Too many Aggies to count work at both the Bryan-College Station Eagle and at KBTX, which have both outdone themselves with anniversary coverage. This page lists all the Eagle's stories, and this page all the KBTX coverage.

FJSA members Nicholas Roznovsky '01 and Denise Mattox '03 did some civilian journalism. Click here for Roznovsky's excellent photos from the vigil and here for Mattox's touching remembrance of the events of that week in 1999.

My thoughts and love are with the families, the friends and relatives of the 12, with all those who worked our guts out on Bonfire through the years, with the lifelong friends I made on Bonfire and with all of the Aggie family. And now here's that Klembara photo I promised above:

Saturday, November 14, 2009

Eagle posts video, remembrance page for Bonfire

The Bryan-College Station Eagle has extra coverage leading up to the 10th anniversary of the deadly Bonfire collapse. Online, the paper has a page up where readers can post their own Bonfire memories, and has posted part of a video that Timm Doolen '91 did for FJSA in 2000, titled "Explaining from the Inside – Bonfire."

Wednesday, November 11, 2009

Aggieland wins 2009 Pacemaker Award

Thanks to Bob and Kelly for the news!

The Texas A&M yearbook, the Aggieland, hauled in college media's top award, one of seven yearbooks to win this year's Pacemaker competition. (They've also got a cool Web site, if you haven't checked it out yet: aggieland.tamu.edu.) The Battalion won a Pacemaker last year in the newspaper category.
“The Pacemaker is college journalism’s equivalent of the Pulitzer Prize and the highest honor that can be bestowed upon a college yearbook,” said Robert Wegener, general manager of Student Media.
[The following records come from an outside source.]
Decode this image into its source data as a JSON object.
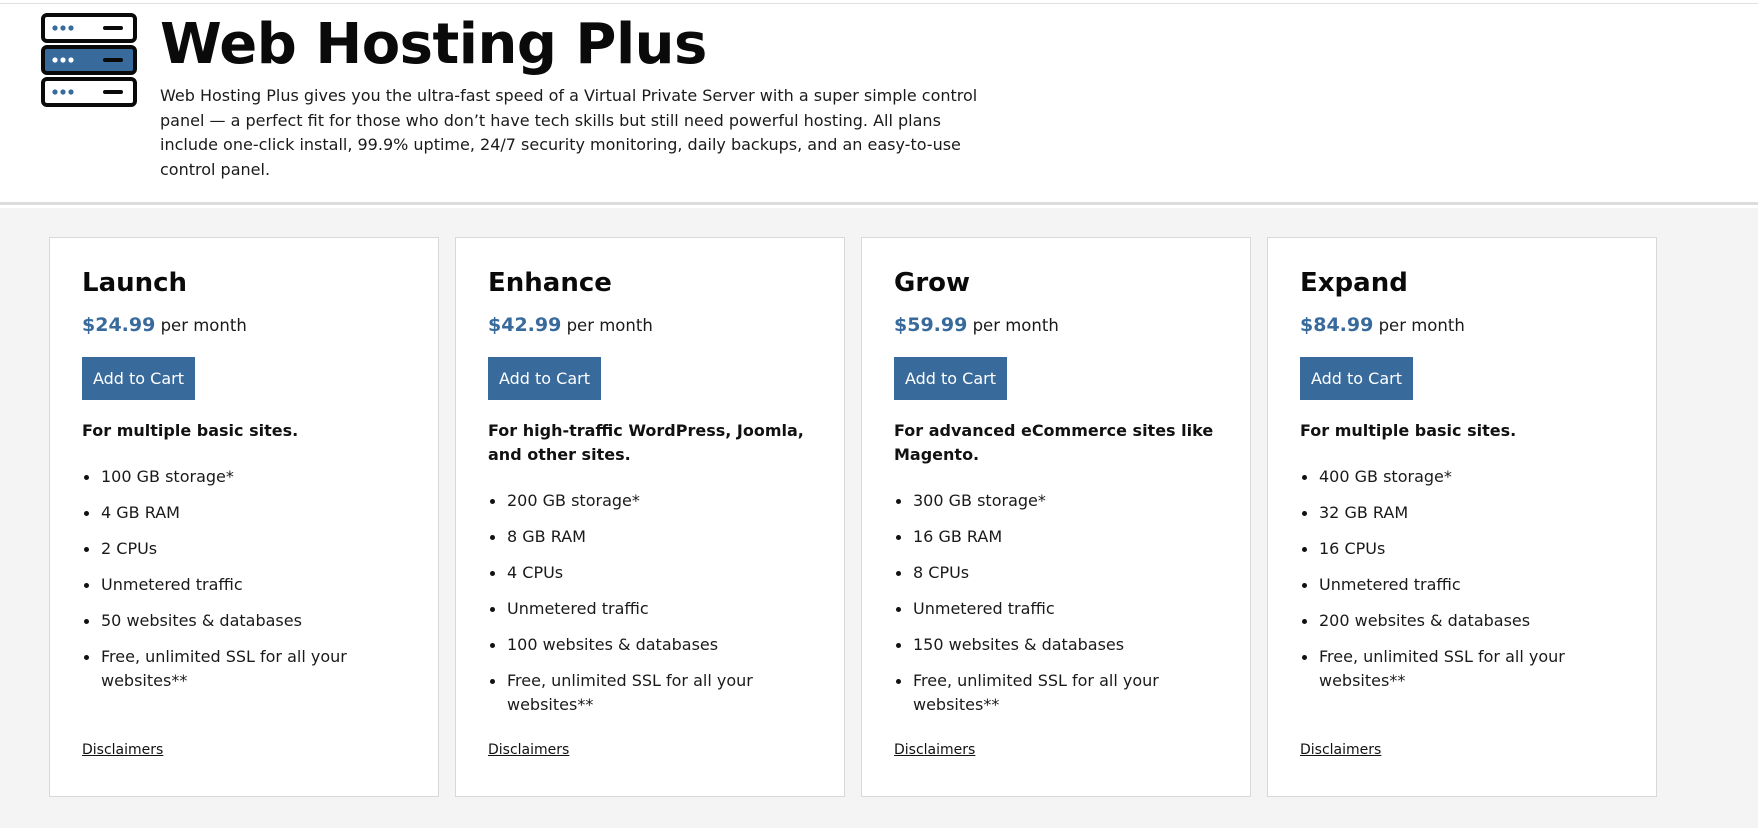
{
  "header": {
    "icon": "server-stack-icon",
    "title": "Web Hosting Plus",
    "description": "Web Hosting Plus gives you the ultra-fast speed of a Virtual Private Server with a super simple control panel — a perfect fit for those who don’t have tech skills but still need powerful hosting. All plans include one-click install, 99.9% uptime, 24/7 security monitoring, daily backups, and an easy-to-use control panel."
  },
  "colors": {
    "accent": "#386a9c",
    "page_background": "#f4f4f4",
    "card_background": "#ffffff"
  },
  "plans": [
    {
      "name": "Launch",
      "price": "$24.99",
      "period": "per month",
      "button_label": "Add to Cart",
      "tagline": "For multiple basic sites.",
      "features": [
        "100 GB storage*",
        "4 GB RAM",
        "2 CPUs",
        "Unmetered traffic",
        "50 websites & databases",
        "Free, unlimited SSL for all your websites**"
      ],
      "disclaimers_label": "Disclaimers"
    },
    {
      "name": "Enhance",
      "price": "$42.99",
      "period": "per month",
      "button_label": "Add to Cart",
      "tagline": "For high-traffic WordPress, Joomla, and other sites.",
      "features": [
        "200 GB storage*",
        "8 GB RAM",
        "4 CPUs",
        "Unmetered traffic",
        "100 websites & databases",
        "Free, unlimited SSL for all your websites**"
      ],
      "disclaimers_label": "Disclaimers"
    },
    {
      "name": "Grow",
      "price": "$59.99",
      "period": "per month",
      "button_label": "Add to Cart",
      "tagline": "For advanced eCommerce sites like Magento.",
      "features": [
        "300 GB storage*",
        "16 GB RAM",
        "8 CPUs",
        "Unmetered traffic",
        "150 websites & databases",
        "Free, unlimited SSL for all your websites**"
      ],
      "disclaimers_label": "Disclaimers"
    },
    {
      "name": "Expand",
      "price": "$84.99",
      "period": "per month",
      "button_label": "Add to Cart",
      "tagline": "For multiple basic sites.",
      "features": [
        "400 GB storage*",
        "32 GB RAM",
        "16 CPUs",
        "Unmetered traffic",
        "200 websites & databases",
        "Free, unlimited SSL for all your websites**"
      ],
      "disclaimers_label": "Disclaimers"
    }
  ]
}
The press release also highlights Associated Collegiate Press honors won by Batt staffers Stephen Fogg and Chris Griffin:
Fogg, a senior marketing major from The Woodlands, won honorable mention in the “picture story” category for photo excellence. Fogg accompanied a 2009 student body presidential candidate during campaigning in the spring. He then put together a story using his photographs and captions.
Griffin, a graduate student in visualization science from New Braunfels, received $100 in third place in the cartooning awards.

Tuesday, November 3, 2009

UTEP alum Sam Donaldson helps launch new J-degree

UTEP has blended two degrees, electronic media and print media, into one multimedia journalism program, and Sam Donaldson was there Monday to help publicize the new program. From the El Paso Times story:
"You can't do it the old ways. You can't go and take video and television or print, and then say I'm educated in the business that I'd like to pursue," Donaldson said. "You have to have the whole range."
The 75-year-old newsman, once ABC's White House correspondent, spoke before a crowd of more than 100 people at the University of Texas at El Paso.
Until this fall, UTEP offered degrees in electronic media, for those interested in TV and radio, and print media, for those looking to work for newspapers and magazines.
But UTEP has merged the two degrees and is launching the new bachelor of arts in multimedia journalism through the Department of Communication. Professors said the university is a pioneer in offering a program of this kind.
"We have been able to move really quickly in this direction, when a lot of other institutions with traditional media programs, it's been a little harder for them to change," said Zita Arocha, a journalism professor.

Hey, do we know anybody else who's lacking an entrenched journalism program? OK, more from the article:
Arocha said she hoped to have a multimedia training academy to teach professors at UTEP how to implement different platforms in journalism. Frank PĂ©rez, chair of the communication department, said they expect to hire one professor who can teach communication theory and journalism.
Some of the classes that the degree plan includes are multimedia storytelling, audio and video news production, ethics, investigative journalism and a news magazine class in which students produce stories for a Web site called Borderzine.com.